There were not many tomes at that time to fill that category. This was long before local history had become the cottage industry that it is now. But it was there I first came across “As I Roved Out,” by the local historian and storyteller Cathal O’Byrne.
As a boy, I thought it was a miracle that Belfast had a history at all. When I flicked through the pages of the volume, which was published in 1946, I was equally amazed at how various and interesting a history it was.
I was about 10 or 11 years old, I guess. Back then, “local” history usually meant as far as Belfast was concerned, the last period of the Troubles — the massacres and assassinations of the early 1920s, following partition. I had heard something of that first hand — the story of the police constable shot dead on May Street near the gateway to our house, the story of how my grandfather was threatened by the Black and Tans because he took too long to lace his boots on being roused from his sleep during a raid at one o’clock on a bleak winter’s morning.
That was not the history I found in O’Byrne’s book. There, the only troubles he writes about involved the rising of the United Irishmen, in 1798, in which Belfast played so active and prominent a role. Indeed, his treatment of the heroes of that rebellion, Wolfe Tone, Thomas Russell, Henry Joy McCracken, amounts to something like an obsession. But that was not why I fell in love with “As I Roved Out.”
It was the first book I ever read that made of Belfast something more interesting than the dreary, rain-drenched, fog-enfolded, maze of narrow side streets and gloomy factories in which I had spent my life. It was hard for a boy with a romantic notion of what constituted history to find it in such surroundings. But O’Bryne’s stories offered such items in the table of contents as “Castle Place and its Castle,” “Stage Coaches in Old Belfast,” “Italian Art in Old Belfast,” “Easter Monday and the Mummy Woman,” “Belfast’s Fairy Thorn Trees,” “The Friar’s Bush,” “At Molly Ward’s Locks,” “When O’Connell Came to Belfast,” “A Highwayman on Collin Mountain,” “Dean Swift and Waring Street,” and “A Famous Dramatist in Old Belfast.”
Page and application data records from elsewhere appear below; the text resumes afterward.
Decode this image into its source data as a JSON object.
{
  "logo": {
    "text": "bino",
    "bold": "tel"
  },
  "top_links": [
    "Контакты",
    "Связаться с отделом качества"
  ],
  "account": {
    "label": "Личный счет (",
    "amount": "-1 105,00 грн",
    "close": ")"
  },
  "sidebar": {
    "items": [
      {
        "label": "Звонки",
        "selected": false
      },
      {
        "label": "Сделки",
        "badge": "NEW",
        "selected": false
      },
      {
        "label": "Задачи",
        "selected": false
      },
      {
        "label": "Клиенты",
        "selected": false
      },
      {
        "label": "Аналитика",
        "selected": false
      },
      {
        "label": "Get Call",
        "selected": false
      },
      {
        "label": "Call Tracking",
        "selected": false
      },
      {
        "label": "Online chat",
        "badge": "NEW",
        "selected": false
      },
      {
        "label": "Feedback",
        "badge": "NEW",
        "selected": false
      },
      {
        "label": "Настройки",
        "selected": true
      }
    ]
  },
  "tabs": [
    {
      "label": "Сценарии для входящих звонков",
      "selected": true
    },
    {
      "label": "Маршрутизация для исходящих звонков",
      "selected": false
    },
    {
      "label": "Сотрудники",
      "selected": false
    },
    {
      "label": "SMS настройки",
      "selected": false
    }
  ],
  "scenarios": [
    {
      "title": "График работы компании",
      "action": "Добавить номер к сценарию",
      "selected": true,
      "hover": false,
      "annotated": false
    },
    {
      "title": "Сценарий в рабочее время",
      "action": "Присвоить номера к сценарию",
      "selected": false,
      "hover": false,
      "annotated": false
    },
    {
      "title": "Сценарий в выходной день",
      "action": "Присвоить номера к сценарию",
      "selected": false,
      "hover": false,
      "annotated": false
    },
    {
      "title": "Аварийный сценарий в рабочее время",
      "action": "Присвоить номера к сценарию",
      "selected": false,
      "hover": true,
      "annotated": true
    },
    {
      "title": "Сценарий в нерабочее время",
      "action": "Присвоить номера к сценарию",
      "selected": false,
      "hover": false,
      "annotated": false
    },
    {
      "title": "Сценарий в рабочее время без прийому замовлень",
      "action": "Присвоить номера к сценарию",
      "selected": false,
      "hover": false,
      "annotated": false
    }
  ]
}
To me it was extraordinary to read that Jonathan Swift, the author of “Gulliver’s Travels,” might well have set foot in Belfast — indeed, had probably walked down a street that I knew! The street is Waring Street, and it was named after a tanner by that name. According to O’Bryne, when Jonathan Swift was made curate of the obscure little parish of Kilroot, just outside Carrickfergus, he courted the tanner’s daughter, whom he named in his correspondence with her as Varina. When he took up his new post (which he despised) he wrote to her, proposing marriage.
“Will you be ready to engage in those methods I shall direct for the improvement of your mind so as to make us entertaining company for each other, without being miserable when we are neither visiting or being visited?” Swift asked. This rather unromantic and straightforward approach did not win Varina’s heart. No doubt the prospect of living on less than